──────── Supplied information ────────

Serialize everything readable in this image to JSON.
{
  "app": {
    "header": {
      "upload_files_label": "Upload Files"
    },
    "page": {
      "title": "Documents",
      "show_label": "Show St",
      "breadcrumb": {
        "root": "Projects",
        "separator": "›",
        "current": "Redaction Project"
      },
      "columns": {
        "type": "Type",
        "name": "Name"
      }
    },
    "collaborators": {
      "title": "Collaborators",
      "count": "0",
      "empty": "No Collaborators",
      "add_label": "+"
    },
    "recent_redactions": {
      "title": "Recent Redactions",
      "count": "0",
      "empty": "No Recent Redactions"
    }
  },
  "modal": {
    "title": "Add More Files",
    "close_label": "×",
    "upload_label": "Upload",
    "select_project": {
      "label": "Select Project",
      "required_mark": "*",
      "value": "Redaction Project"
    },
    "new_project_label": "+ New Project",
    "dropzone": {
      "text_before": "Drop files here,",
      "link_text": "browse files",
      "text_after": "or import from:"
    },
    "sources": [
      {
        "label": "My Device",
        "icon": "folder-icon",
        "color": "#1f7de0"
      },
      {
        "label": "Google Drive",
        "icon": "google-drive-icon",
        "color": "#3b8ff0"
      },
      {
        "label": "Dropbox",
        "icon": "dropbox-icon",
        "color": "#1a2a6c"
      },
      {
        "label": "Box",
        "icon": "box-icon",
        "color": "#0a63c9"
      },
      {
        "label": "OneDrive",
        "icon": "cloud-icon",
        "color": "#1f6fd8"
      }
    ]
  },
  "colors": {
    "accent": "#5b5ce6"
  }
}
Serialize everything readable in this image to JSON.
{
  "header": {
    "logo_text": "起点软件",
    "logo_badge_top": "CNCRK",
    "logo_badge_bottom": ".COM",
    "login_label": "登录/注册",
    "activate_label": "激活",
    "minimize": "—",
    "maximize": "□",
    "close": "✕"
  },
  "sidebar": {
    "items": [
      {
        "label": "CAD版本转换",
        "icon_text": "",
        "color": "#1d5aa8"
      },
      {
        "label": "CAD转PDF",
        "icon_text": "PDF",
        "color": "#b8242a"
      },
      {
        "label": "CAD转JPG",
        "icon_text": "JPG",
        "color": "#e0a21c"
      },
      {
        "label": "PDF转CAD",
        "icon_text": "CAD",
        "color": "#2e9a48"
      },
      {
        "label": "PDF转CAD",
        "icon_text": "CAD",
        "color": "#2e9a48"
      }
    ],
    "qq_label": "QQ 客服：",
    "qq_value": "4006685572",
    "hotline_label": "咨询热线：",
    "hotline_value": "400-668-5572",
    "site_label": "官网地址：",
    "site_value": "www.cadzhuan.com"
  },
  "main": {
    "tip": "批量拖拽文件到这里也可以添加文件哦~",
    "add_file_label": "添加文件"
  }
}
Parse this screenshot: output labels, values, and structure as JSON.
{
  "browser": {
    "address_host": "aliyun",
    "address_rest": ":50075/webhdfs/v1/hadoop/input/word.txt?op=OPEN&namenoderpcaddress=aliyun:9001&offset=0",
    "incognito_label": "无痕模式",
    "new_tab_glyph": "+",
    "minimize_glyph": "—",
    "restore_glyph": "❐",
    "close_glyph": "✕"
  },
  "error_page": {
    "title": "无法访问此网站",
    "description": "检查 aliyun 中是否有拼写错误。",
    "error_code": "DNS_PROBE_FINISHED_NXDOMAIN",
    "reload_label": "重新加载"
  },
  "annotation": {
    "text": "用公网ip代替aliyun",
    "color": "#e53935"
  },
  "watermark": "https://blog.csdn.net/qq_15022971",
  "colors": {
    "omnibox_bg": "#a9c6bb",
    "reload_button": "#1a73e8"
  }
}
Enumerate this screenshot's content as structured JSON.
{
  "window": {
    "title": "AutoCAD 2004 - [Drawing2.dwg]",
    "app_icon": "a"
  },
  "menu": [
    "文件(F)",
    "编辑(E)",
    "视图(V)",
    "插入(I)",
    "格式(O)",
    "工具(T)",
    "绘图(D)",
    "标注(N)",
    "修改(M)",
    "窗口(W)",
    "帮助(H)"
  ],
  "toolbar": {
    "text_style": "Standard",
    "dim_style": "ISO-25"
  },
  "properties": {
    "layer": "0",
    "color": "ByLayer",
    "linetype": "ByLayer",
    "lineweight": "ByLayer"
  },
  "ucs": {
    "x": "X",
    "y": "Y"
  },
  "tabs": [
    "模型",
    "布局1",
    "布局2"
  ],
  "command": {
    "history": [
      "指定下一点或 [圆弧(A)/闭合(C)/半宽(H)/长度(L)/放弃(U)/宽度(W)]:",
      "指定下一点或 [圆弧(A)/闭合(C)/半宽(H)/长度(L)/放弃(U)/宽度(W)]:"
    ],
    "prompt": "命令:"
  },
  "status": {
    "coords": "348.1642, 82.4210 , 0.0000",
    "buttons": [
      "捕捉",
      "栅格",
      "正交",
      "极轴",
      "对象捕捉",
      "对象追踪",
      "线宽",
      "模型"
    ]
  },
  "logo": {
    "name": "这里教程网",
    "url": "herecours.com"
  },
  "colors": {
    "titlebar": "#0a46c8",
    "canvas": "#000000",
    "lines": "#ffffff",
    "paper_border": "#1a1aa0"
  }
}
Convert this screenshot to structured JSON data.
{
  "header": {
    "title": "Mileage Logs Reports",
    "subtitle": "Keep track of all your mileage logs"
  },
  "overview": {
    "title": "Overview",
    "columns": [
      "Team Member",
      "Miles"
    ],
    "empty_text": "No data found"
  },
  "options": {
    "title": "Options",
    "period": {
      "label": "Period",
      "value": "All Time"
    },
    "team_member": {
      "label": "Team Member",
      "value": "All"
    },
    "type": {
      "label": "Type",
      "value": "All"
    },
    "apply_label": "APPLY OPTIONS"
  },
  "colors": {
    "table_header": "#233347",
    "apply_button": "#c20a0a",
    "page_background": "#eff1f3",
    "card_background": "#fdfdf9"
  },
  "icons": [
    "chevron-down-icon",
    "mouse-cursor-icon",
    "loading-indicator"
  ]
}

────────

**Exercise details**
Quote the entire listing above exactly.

**Task output**
Serialize everything readable in this image to JSON.
{
  "app": {
    "header": {
      "upload_files_label": "Upload Files"
    },
    "page": {
      "title": "Documents",
      "show_label": "Show St",
      "breadcrumb": {
        "root": "Projects",
        "separator": "›",
        "current": "Redaction Project"
      },
      "columns": {
        "type": "Type",
        "name": "Name"
      }
    },
    "collaborators": {
      "title": "Collaborators",
      "count": "0",
      "empty": "No Collaborators",
      "add_label": "+"
    },
    "recent_redactions": {
      "title": "Recent Redactions",
      "count": "0",
      "empty": "No Recent Redactions"
    }
  },
  "modal": {
    "title": "Add More Files",
    "close_label": "×",
    "upload_label": "Upload",
    "select_project": {
      "label": "Select Project",
      "required_mark": "*",
      "value": "Redaction Project"
    },
    "new_project_label": "+ New Project",
    "dropzone": {
      "text_before": "Drop files here,",
      "link_text": "browse files",
      "text_after": "or import from:"
    },
    "sources": [
      {
        "label": "My Device",
        "icon": "folder-icon",
        "color": "#1f7de0"
      },
      {
        "label": "Google Drive",
        "icon": "google-drive-icon",
        "color": "#3b8ff0"
      },
      {
        "label": "Dropbox",
        "icon": "dropbox-icon",
        "color": "#1a2a6c"
      },
      {
        "label": "Box",
        "icon": "box-icon",
        "color": "#0a63c9"
      },
      {
        "label": "OneDrive",
        "icon": "cloud-icon",
        "color": "#1f6fd8"
      }
    ]
  },
  "colors": {
    "accent": "#5b5ce6"
  }
}
Serialize everything readable in this image to JSON.
{
  "header": {
    "logo_text": "起点软件",
    "logo_badge_top": "CNCRK",
    "logo_badge_bottom": ".COM",
    "login_label": "登录/注册",
    "activate_label": "激活",
    "minimize": "—",
    "maximize": "□",
    "close": "✕"
  },
  "sidebar": {
    "items": [
      {
        "label": "CAD版本转换",
        "icon_text": "",
        "color": "#1d5aa8"
      },
      {
        "label": "CAD转PDF",
        "icon_text": "PDF",
        "color": "#b8242a"
      },
      {
        "label": "CAD转JPG",
        "icon_text": "JPG",
        "color": "#e0a21c"
      },
      {
        "label": "PDF转CAD",
        "icon_text": "CAD",
        "color": "#2e9a48"
      },
      {
        "label": "PDF转CAD",
        "icon_text": "CAD",
        "color": "#2e9a48"
      }
    ],
    "qq_label": "QQ 客服：",
    "qq_value": "4006685572",
    "hotline_label": "咨询热线：",
    "hotline_value": "400-668-5572",
    "site_label": "官网地址：",
    "site_value": "www.cadzhuan.com"
  },
  "main": {
    "tip": "批量拖拽文件到这里也可以添加文件哦~",
    "add_file_label": "添加文件"
  }
}
Parse this screenshot: output labels, values, and structure as JSON.
{
  "browser": {
    "address_host": "aliyun",
    "address_rest": ":50075/webhdfs/v1/hadoop/input/word.txt?op=OPEN&namenoderpcaddress=aliyun:9001&offset=0",
    "incognito_label": "无痕模式",
    "new_tab_glyph": "+",
    "minimize_glyph": "—",
    "restore_glyph": "❐",
    "close_glyph": "✕"
  },
  "error_page": {
    "title": "无法访问此网站",
    "description": "检查 aliyun 中是否有拼写错误。",
    "error_code": "DNS_PROBE_FINISHED_NXDOMAIN",
    "reload_label": "重新加载"
  },
  "annotation": {
    "text": "用公网ip代替aliyun",
    "color": "#e53935"
  },
  "watermark": "https://blog.csdn.net/qq_15022971",
  "colors": {
    "omnibox_bg": "#a9c6bb",
    "reload_button": "#1a73e8"
  }
}
Enumerate this screenshot's content as structured JSON.
{
  "window": {
    "title": "AutoCAD 2004 - [Drawing2.dwg]",
    "app_icon": "a"
  },
  "menu": [
    "文件(F)",
    "编辑(E)",
    "视图(V)",
    "插入(I)",
    "格式(O)",
    "工具(T)",
    "绘图(D)",
    "标注(N)",
    "修改(M)",
    "窗口(W)",
    "帮助(H)"
  ],
  "toolbar": {
    "text_style": "Standard",
    "dim_style": "ISO-25"
  },
  "properties": {
    "layer": "0",
    "color": "ByLayer",
    "linetype": "ByLayer",
    "lineweight": "ByLayer"
  },
  "ucs": {
    "x": "X",
    "y": "Y"
  },
  "tabs": [
    "模型",
    "布局1",
    "布局2"
  ],
  "command": {
    "history": [
      "指定下一点或 [圆弧(A)/闭合(C)/半宽(H)/长度(L)/放弃(U)/宽度(W)]:",
      "指定下一点或 [圆弧(A)/闭合(C)/半宽(H)/长度(L)/放弃(U)/宽度(W)]:"
    ],
    "prompt": "命令:"
  },
  "status": {
    "coords": "348.1642, 82.4210 , 0.0000",
    "buttons": [
      "捕捉",
      "栅格",
      "正交",
      "极轴",
      "对象捕捉",
      "对象追踪",
      "线宽",
      "模型"
    ]
  },
  "logo": {
    "name": "这里教程网",
    "url": "herecours.com"
  },
  "colors": {
    "titlebar": "#0a46c8",
    "canvas": "#000000",
    "lines": "#ffffff",
    "paper_border": "#1a1aa0"
  }
}
Convert this screenshot to structured JSON data.
{
  "header": {
    "title": "Mileage Logs Reports",
    "subtitle": "Keep track of all your mileage logs"
  },
  "overview": {
    "title": "Overview",
    "columns": [
      "Team Member",
      "Miles"
    ],
    "empty_text": "No data found"
  },
  "options": {
    "title": "Options",
    "period": {
      "label": "Period",
      "value": "All Time"
    },
    "team_member": {
      "label": "Team Member",
      "value": "All"
    },
    "type": {
      "label": "Type",
      "value": "All"
    },
    "apply_label": "APPLY OPTIONS"
  },
  "colors": {
    "table_header": "#233347",
    "apply_button": "#c20a0a",
    "page_background": "#eff1f3",
    "card_background": "#fdfdf9"
  },
  "icons": [
    "chevron-down-icon",
    "mouse-cursor-icon",
    "loading-indicator"
  ]
}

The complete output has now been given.